Mixed-Initiative Systems for Dynamic Autonomy
Effective collaboration between robots and humans in accomplishing complex
tasks requires the use of an efficient interface whereby a human can communicate
and interact with a robot almost as efficiently as he/she would with another
human. This level of interaction requires a number of capabilities
not often found in deployed robotic systems today. These include
voice recognition with integrated natural language understanding, recognition
of human gestures (such as pointing to objects), and built-in behaviors
for sequencing and executing tasks requiring various levels of control
by --- and interaction with --- a human supervisor (we refer to this as
dynamically adjustable autonomy, or dynamic autonomy). Use of cognitive
models aboard the robots may further enhance the human-robot interaction
through use of a common set of representations, process steps and process
times for processing sensory data, and expectations shared by both human
The goal of this effort is to enhance
human-robot interaction for mobile, humanoid, social, and other robots
through use of cognitively plausible behaviors and human-centric interface
capabilities on-board the robots. Achieving this goal will reduce the
cognitive load associated with humans working with autonomous systems,
and allow a higher ratio of robots to humans in autonomous vehicle operations.
In this project we design and implement a robotic system architecture
for a robot which can be used to collaborate with a human.

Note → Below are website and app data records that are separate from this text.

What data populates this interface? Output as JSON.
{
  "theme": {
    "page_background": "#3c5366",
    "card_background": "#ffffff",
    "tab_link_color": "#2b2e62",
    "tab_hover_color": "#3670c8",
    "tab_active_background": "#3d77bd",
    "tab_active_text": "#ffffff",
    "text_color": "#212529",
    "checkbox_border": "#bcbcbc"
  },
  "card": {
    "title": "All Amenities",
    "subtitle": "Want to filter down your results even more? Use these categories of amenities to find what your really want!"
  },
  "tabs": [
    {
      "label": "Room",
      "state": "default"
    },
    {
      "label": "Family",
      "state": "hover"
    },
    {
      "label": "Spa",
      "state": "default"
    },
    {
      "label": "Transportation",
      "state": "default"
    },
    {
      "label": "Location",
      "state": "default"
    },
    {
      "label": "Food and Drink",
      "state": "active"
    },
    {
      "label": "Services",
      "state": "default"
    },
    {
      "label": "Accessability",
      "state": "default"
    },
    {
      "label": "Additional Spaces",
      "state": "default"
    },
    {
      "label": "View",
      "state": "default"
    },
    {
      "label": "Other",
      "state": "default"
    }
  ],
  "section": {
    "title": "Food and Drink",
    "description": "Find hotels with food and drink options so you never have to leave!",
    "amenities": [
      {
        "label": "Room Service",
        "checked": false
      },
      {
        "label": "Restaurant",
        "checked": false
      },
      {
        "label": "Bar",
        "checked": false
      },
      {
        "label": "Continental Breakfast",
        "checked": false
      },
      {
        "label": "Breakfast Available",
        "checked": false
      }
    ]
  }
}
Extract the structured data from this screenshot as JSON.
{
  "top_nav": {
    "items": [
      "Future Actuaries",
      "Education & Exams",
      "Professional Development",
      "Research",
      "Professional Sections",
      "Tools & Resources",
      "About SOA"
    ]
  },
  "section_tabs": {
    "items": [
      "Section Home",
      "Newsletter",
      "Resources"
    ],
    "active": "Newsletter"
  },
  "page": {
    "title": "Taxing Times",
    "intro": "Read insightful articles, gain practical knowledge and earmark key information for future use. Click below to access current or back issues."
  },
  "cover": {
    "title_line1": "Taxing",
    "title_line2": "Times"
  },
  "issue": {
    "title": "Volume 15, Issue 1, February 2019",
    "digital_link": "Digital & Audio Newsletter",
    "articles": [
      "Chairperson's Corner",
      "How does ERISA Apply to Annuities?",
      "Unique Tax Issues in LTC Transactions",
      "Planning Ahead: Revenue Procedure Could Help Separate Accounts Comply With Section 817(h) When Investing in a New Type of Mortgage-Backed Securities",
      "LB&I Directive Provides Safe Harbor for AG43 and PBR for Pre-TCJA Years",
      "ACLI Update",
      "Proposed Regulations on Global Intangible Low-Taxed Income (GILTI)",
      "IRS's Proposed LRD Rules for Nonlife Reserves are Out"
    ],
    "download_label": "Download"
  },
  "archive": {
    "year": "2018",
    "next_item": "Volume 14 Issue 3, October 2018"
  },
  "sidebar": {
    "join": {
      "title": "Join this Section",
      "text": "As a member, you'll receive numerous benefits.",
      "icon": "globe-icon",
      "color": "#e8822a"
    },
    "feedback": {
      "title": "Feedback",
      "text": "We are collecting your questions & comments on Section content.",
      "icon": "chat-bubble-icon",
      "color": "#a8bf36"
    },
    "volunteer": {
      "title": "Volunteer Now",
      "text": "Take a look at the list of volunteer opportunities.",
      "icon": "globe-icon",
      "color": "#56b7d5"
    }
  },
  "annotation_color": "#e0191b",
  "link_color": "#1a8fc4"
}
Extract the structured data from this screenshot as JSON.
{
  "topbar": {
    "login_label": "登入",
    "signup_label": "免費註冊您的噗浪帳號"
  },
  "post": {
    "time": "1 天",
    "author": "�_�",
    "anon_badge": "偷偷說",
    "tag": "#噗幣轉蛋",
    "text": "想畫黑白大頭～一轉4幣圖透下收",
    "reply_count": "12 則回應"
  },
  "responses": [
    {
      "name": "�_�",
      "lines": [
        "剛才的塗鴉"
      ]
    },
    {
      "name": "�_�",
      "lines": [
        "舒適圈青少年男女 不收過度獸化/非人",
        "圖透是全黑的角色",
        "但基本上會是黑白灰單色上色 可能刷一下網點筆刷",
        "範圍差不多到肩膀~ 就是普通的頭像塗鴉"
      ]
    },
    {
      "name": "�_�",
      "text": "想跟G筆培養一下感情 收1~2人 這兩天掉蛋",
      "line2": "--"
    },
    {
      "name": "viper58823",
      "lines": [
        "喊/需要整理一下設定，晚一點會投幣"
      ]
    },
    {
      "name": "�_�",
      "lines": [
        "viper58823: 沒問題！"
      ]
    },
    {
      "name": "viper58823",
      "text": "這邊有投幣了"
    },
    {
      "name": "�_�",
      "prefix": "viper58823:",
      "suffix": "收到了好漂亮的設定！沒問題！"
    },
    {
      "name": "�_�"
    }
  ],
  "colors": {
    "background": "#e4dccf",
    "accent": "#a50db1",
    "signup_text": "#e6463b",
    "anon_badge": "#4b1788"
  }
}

The capabilities
required of the robot include voice recognition, natural language understanding,
gesture recognition, spatial reasoning, and cognitive modeling with perspective-taking.
These represent of a small subset of potential capabilities humans utilize
with one another in collaborating to perform a task in a complex environment,
and barely scratches the surface of capabilities we might want to build
into an intelligent, collaborative robot.
Use of a cognitive model aboard
the robot further facilitates better communication and interaction between
the human and the robot through use of a common representational framework
for the environment and objects within it, processing of sensor information,
and joint problem solving involving both humans and robots. Current
development efforts focus on enhancing the use of cognitive models. We
are also extending the architecture and methodology to include and study
collaboration between teams of robots and humans.
Results of this project are reported to DARPA for evaluation. The results
are also shared with the other academic and government research groups
through presentation and publication at robotics and other technical conferences,
and publication in technical journals. Parts of this architecture
are also being extended to several robots designed specifically for enhanced
human interaction, namely NASA's humanoid robot Robonaut and MIT's clearly
non-humanoid robot Leonardo.
This effort is supported by the Defense Advanced Research Projects Agency
(DARPA) under the Mobile Autonomous Robot Software program managed by
Dr. Douglas Gage.
Click here for a full publication list for this project
C. Schultz, Principal Investigator